[Website and app data records]
————

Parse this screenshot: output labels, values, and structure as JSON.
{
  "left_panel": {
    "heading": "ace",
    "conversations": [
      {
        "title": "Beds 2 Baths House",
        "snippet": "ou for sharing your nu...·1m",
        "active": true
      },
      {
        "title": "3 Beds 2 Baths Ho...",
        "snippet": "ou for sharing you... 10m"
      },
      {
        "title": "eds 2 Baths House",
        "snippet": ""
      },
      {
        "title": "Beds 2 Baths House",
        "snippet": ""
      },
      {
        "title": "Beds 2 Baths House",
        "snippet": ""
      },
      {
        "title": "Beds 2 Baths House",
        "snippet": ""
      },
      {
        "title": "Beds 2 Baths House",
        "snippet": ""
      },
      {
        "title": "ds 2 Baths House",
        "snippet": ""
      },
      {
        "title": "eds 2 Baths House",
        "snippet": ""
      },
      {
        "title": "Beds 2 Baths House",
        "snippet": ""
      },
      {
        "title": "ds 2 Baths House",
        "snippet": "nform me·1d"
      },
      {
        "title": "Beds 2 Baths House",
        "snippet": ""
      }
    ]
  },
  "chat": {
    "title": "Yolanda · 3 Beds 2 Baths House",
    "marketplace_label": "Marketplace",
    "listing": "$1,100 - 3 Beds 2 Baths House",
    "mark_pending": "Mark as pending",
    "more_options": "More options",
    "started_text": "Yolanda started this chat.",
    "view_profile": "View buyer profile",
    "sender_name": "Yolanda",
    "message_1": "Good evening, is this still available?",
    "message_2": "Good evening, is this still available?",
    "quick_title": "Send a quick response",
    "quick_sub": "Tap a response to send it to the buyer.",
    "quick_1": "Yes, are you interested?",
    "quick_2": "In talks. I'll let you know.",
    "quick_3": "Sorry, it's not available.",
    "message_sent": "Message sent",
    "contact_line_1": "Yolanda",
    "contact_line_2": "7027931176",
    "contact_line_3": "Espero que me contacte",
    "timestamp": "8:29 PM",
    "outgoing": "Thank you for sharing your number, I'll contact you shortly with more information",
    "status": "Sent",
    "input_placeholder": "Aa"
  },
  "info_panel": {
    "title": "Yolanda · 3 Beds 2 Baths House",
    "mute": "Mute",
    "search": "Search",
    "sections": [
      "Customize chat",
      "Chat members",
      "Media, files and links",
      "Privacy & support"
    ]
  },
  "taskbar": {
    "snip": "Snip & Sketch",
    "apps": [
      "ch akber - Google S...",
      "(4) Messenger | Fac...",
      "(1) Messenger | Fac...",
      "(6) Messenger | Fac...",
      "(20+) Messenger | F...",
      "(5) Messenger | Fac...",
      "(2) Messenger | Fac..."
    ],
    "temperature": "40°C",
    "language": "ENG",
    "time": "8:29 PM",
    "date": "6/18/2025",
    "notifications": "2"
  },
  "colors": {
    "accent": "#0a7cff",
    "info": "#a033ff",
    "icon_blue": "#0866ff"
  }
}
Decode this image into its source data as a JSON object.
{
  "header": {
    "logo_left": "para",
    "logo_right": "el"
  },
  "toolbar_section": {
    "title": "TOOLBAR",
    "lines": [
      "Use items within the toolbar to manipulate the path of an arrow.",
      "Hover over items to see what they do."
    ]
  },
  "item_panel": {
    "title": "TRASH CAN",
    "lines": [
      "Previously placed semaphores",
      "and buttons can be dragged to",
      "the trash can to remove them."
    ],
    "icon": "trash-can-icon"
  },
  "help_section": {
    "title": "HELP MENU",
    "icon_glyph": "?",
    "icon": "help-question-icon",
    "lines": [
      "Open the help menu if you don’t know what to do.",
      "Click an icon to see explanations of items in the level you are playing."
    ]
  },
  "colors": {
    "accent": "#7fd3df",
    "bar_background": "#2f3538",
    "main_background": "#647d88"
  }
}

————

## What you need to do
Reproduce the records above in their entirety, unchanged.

## Answer space
Parse this screenshot: output labels, values, and structure as JSON.
{
  "left_panel": {
    "heading": "ace",
    "conversations": [
      {
        "title": "Beds 2 Baths House",
        "snippet": "ou for sharing your nu...·1m",
        "active": true
      },
      {
        "title": "3 Beds 2 Baths Ho...",
        "snippet": "ou for sharing you... 10m"
      },
      {
        "title": "eds 2 Baths House",
        "snippet": ""
      },
      {
        "title": "Beds 2 Baths House",
        "snippet": ""
      },
      {
        "title": "Beds 2 Baths House",
        "snippet": ""
      },
      {
        "title": "Beds 2 Baths House",
        "snippet": ""
      },
      {
        "title": "Beds 2 Baths House",
        "snippet": ""
      },
      {
        "title": "ds 2 Baths House",
        "snippet": ""
      },
      {
        "title": "eds 2 Baths House",
        "snippet": ""
      },
      {
        "title": "Beds 2 Baths House",
        "snippet": ""
      },
      {
        "title": "ds 2 Baths House",
        "snippet": "nform me·1d"
      },
      {
        "title": "Beds 2 Baths House",
        "snippet": ""
      }
    ]
  },
  "chat": {
    "title": "Yolanda · 3 Beds 2 Baths House",
    "marketplace_label": "Marketplace",
    "listing": "$1,100 - 3 Beds 2 Baths House",
    "mark_pending": "Mark as pending",
    "more_options": "More options",
    "started_text": "Yolanda started this chat.",
    "view_profile": "View buyer profile",
    "sender_name": "Yolanda",
    "message_1": "Good evening, is this still available?",
    "message_2": "Good evening, is this still available?",
    "quick_title": "Send a quick response",
    "quick_sub": "Tap a response to send it to the buyer.",
    "quick_1": "Yes, are you interested?",
    "quick_2": "In talks. I'll let you know.",
    "quick_3": "Sorry, it's not available.",
    "message_sent": "Message sent",
    "contact_line_1": "Yolanda",
    "contact_line_2": "7027931176",
    "contact_line_3": "Espero que me contacte",
    "timestamp": "8:29 PM",
    "outgoing": "Thank you for sharing your number, I'll contact you shortly with more information",
    "status": "Sent",
    "input_placeholder": "Aa"
  },
  "info_panel": {
    "title": "Yolanda · 3 Beds 2 Baths House",
    "mute": "Mute",
    "search": "Search",
    "sections": [
      "Customize chat",
      "Chat members",
      "Media, files and links",
      "Privacy & support"
    ]
  },
  "taskbar": {
    "snip": "Snip & Sketch",
    "apps": [
      "ch akber - Google S...",
      "(4) Messenger | Fac...",
      "(1) Messenger | Fac...",
      "(6) Messenger | Fac...",
      "(20+) Messenger | F...",
      "(5) Messenger | Fac...",
      "(2) Messenger | Fac..."
    ],
    "temperature": "40°C",
    "language": "ENG",
    "time": "8:29 PM",
    "date": "6/18/2025",
    "notifications": "2"
  },
  "colors": {
    "accent": "#0a7cff",
    "info": "#a033ff",
    "icon_blue": "#0866ff"
  }
}
Decode this image into its source data as a JSON object.
{
  "header": {
    "logo_left": "para",
    "logo_right": "el"
  },
  "toolbar_section": {
    "title": "TOOLBAR",
    "lines": [
      "Use items within the toolbar to manipulate the path of an arrow.",
      "Hover over items to see what they do."
    ]
  },
  "item_panel": {
    "title": "TRASH CAN",
    "lines": [
      "Previously placed semaphores",
      "and buttons can be dragged to",
      "the trash can to remove them."
    ],
    "icon": "trash-can-icon"
  },
  "help_section": {
    "title": "HELP MENU",
    "icon_glyph": "?",
    "icon": "help-question-icon",
    "lines": [
      "Open the help menu if you don’t know what to do.",
      "Click an icon to see explanations of items in the level you are playing."
    ]
  },
  "colors": {
    "accent": "#7fd3df",
    "bar_background": "#2f3538",
    "main_background": "#647d88"
  }
}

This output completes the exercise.